> [Problem]
Which lines below contain the word "JSON"? Copy each one.

> [Given information]
☆ ☆ ☆ ☆ ☆

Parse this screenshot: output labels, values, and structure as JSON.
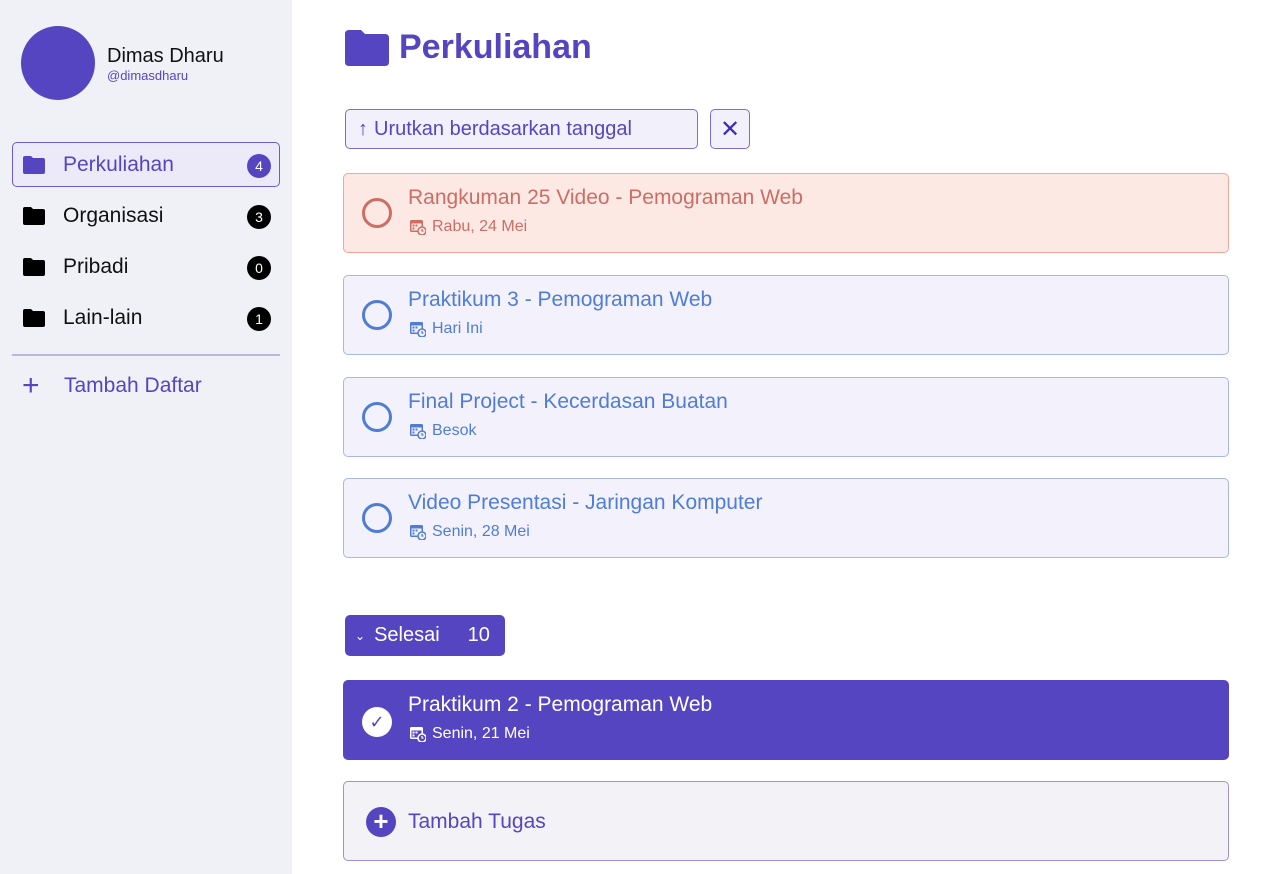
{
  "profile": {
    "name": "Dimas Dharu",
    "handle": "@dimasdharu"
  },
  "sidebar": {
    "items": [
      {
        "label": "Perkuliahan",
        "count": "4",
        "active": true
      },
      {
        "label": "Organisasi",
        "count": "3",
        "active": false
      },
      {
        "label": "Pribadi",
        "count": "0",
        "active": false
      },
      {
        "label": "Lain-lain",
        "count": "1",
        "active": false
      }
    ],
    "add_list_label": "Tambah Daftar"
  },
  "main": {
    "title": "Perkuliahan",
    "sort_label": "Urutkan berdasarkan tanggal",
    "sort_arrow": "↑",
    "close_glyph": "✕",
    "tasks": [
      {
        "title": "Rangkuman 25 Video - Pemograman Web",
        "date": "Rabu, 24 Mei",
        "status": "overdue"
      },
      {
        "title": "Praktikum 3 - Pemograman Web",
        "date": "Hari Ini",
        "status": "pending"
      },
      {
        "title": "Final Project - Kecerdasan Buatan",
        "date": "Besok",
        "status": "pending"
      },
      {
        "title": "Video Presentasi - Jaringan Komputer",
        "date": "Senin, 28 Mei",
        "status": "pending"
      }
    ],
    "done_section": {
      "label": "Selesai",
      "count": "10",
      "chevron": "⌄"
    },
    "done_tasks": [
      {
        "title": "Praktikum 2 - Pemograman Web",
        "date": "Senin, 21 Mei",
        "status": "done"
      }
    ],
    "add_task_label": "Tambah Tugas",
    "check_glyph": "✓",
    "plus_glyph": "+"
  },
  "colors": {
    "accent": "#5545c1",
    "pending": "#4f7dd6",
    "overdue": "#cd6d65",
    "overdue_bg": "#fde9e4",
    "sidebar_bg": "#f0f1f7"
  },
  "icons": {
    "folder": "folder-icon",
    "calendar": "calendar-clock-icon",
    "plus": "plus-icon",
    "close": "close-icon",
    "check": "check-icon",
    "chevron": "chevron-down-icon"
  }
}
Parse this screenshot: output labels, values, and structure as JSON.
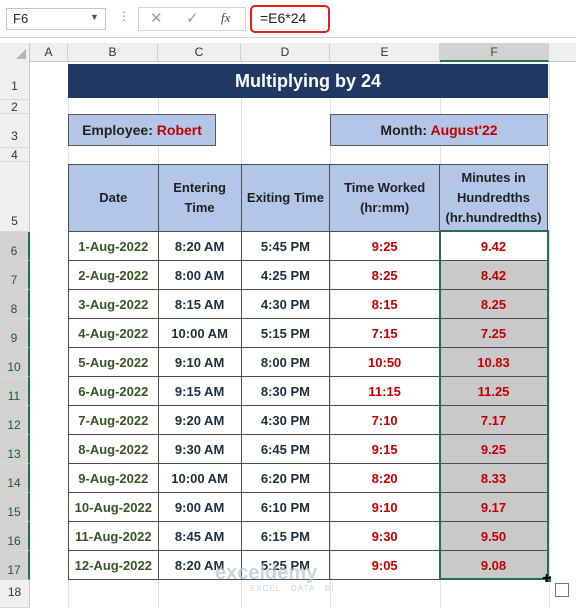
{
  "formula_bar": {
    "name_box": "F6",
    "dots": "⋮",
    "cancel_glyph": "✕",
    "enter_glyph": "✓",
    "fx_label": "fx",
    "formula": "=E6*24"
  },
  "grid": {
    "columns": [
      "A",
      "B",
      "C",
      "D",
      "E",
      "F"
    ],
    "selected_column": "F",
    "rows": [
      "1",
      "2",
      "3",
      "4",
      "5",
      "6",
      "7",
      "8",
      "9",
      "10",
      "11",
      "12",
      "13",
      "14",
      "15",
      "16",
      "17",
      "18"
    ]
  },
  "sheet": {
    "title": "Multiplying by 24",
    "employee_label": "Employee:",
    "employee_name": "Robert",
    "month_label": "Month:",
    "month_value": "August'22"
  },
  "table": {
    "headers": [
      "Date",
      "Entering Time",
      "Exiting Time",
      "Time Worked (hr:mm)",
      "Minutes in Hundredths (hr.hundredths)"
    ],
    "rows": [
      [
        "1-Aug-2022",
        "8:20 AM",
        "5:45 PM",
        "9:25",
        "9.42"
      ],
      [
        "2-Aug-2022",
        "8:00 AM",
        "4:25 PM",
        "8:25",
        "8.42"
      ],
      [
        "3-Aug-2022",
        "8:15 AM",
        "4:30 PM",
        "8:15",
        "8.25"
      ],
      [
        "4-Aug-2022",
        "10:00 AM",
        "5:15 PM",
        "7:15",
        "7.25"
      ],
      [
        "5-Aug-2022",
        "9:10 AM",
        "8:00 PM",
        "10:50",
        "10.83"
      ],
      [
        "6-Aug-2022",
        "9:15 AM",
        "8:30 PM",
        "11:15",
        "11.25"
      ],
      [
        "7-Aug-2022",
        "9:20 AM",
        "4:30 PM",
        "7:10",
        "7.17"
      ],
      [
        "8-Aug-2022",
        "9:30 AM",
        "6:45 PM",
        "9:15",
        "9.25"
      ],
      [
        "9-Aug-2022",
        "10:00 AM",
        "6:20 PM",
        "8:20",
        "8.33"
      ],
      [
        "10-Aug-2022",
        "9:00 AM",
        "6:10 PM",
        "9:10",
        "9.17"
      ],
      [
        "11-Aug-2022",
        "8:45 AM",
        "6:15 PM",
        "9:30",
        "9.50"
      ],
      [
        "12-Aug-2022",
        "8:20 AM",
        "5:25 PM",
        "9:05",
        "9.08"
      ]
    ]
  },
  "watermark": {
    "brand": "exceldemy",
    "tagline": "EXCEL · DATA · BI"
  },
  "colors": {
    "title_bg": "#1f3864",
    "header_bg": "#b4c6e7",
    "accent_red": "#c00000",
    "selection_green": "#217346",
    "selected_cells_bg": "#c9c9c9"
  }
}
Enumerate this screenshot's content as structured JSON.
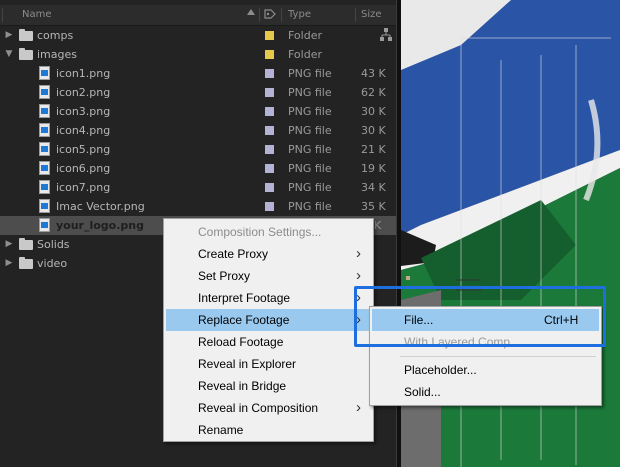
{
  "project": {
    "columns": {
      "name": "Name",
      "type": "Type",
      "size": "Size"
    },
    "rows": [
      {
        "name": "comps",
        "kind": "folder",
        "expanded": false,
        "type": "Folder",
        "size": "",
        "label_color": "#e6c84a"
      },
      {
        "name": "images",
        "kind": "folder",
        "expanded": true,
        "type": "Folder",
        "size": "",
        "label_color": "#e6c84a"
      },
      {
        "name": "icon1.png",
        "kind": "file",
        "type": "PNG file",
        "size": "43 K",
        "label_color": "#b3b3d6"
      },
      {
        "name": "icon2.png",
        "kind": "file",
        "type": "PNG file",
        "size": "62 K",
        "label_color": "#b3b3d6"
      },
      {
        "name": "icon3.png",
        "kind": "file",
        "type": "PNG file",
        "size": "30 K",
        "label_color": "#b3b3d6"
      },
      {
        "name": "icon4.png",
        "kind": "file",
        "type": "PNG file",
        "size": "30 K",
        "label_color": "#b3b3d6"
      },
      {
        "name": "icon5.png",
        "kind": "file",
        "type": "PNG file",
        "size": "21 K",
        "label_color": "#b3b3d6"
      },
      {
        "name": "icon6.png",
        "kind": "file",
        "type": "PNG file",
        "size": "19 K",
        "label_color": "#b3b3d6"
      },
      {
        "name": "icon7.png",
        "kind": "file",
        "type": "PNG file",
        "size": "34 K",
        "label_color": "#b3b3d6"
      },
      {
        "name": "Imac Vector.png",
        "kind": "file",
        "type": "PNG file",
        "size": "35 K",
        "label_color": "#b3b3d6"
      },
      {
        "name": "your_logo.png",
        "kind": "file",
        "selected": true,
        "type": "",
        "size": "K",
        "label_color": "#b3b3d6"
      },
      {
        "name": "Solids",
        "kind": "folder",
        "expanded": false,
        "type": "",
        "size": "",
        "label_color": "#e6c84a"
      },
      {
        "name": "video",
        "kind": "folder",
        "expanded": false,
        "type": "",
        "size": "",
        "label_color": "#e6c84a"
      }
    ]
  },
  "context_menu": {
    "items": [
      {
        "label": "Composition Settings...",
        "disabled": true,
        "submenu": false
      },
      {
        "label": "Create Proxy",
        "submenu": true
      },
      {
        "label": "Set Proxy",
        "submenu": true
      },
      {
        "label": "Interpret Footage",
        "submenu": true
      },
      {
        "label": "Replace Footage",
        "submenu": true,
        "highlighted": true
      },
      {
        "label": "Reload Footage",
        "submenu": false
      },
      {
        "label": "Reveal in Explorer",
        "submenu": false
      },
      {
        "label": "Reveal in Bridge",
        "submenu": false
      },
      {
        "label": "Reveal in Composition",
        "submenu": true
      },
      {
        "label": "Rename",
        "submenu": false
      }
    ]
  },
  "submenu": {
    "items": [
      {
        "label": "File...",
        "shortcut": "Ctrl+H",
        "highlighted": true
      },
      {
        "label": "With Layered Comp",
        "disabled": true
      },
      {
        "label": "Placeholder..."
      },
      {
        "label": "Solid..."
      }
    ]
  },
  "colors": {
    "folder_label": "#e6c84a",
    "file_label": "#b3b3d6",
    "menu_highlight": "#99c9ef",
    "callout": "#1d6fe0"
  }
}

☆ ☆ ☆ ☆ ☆

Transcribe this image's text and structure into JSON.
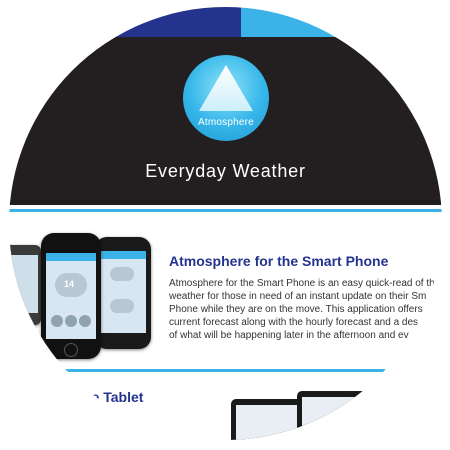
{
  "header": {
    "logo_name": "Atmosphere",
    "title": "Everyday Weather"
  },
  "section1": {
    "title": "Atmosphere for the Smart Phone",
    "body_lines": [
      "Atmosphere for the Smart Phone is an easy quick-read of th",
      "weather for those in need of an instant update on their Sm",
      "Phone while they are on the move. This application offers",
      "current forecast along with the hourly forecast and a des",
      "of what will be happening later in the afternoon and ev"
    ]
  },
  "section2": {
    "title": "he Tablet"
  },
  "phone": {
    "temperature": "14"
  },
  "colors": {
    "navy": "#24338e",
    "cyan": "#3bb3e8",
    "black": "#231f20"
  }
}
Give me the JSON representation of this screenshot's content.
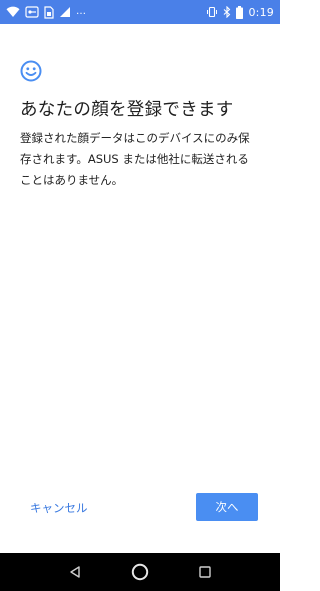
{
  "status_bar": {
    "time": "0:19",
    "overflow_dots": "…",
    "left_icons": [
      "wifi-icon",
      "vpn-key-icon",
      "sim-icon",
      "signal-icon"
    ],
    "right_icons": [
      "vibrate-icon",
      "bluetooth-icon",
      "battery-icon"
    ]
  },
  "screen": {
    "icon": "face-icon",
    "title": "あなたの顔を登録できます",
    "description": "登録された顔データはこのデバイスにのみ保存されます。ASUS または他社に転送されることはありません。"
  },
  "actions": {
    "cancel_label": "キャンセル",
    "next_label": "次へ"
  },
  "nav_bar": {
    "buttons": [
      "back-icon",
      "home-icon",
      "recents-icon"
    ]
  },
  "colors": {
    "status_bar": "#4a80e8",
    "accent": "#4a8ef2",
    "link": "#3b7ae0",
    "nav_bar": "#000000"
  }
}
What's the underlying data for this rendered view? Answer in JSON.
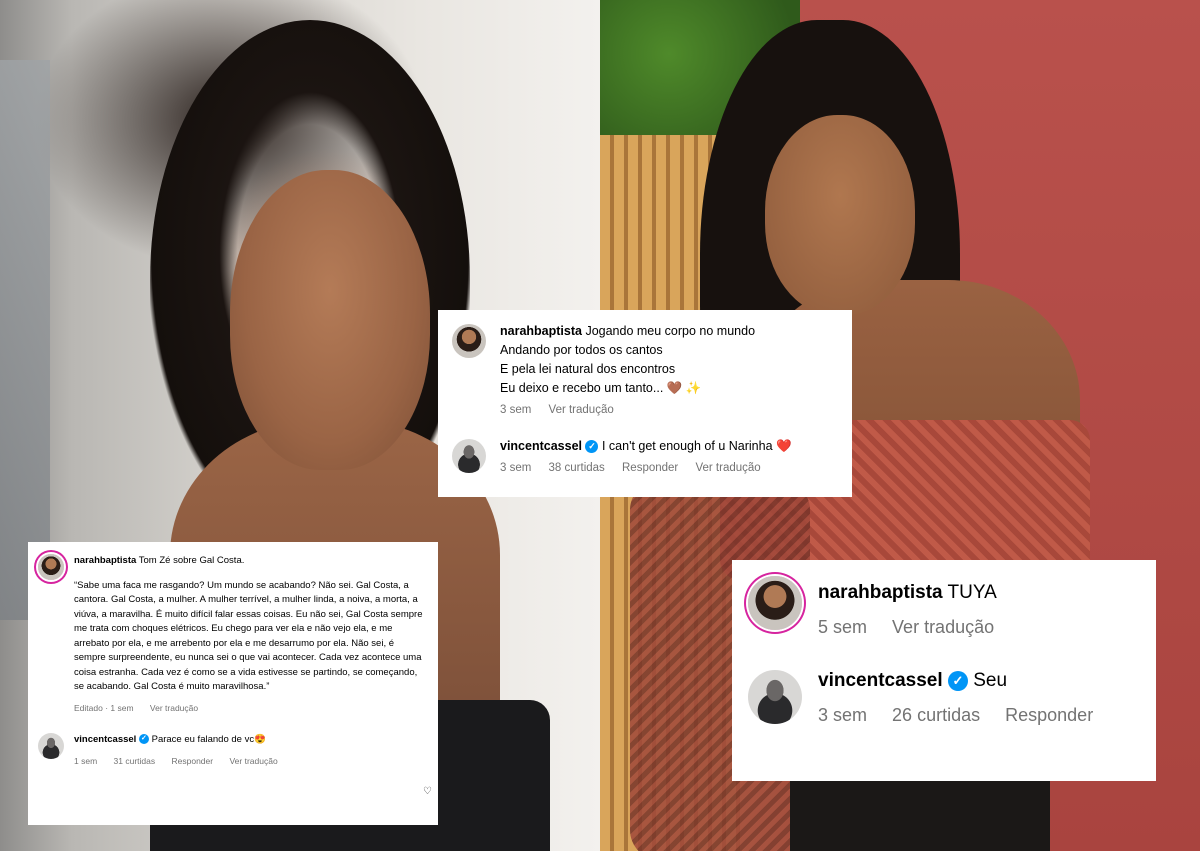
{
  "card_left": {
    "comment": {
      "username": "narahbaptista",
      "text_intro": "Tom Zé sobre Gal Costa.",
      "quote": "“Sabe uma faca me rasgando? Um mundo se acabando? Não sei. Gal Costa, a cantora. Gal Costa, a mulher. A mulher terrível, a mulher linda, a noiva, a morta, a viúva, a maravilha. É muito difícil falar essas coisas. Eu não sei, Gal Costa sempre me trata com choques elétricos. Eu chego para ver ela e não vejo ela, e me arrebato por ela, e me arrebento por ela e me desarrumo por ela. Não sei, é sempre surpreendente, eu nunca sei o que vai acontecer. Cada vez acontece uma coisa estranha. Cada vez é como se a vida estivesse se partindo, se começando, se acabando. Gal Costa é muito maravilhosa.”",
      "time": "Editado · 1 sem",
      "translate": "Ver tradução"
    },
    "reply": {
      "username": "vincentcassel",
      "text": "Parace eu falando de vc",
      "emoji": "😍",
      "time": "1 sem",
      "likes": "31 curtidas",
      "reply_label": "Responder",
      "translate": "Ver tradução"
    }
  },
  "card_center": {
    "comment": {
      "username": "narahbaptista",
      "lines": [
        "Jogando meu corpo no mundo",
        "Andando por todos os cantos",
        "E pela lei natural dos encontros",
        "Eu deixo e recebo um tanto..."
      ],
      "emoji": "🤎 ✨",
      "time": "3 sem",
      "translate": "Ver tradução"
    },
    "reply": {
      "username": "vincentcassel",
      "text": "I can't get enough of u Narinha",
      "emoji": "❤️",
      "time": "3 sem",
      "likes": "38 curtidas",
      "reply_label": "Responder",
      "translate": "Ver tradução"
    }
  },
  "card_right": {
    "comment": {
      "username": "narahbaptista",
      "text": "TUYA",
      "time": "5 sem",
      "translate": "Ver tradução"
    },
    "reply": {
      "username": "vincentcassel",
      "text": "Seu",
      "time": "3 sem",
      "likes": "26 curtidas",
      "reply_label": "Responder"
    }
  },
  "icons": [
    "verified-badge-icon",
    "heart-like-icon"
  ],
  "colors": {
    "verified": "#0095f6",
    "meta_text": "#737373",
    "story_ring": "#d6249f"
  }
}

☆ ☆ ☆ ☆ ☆

> [Written reply]
Parse this screenshot: output labels, values, and structure as JSON.
Parse this screenshot: output labels, values, and structure as JSON.
Enumerate this screenshot's content as structured JSON.
Transcribe this image's text and structure into JSON.
Give me the JSON representation of this screenshot's content.
What's the underlying data for this rendered view? Answer in JSON.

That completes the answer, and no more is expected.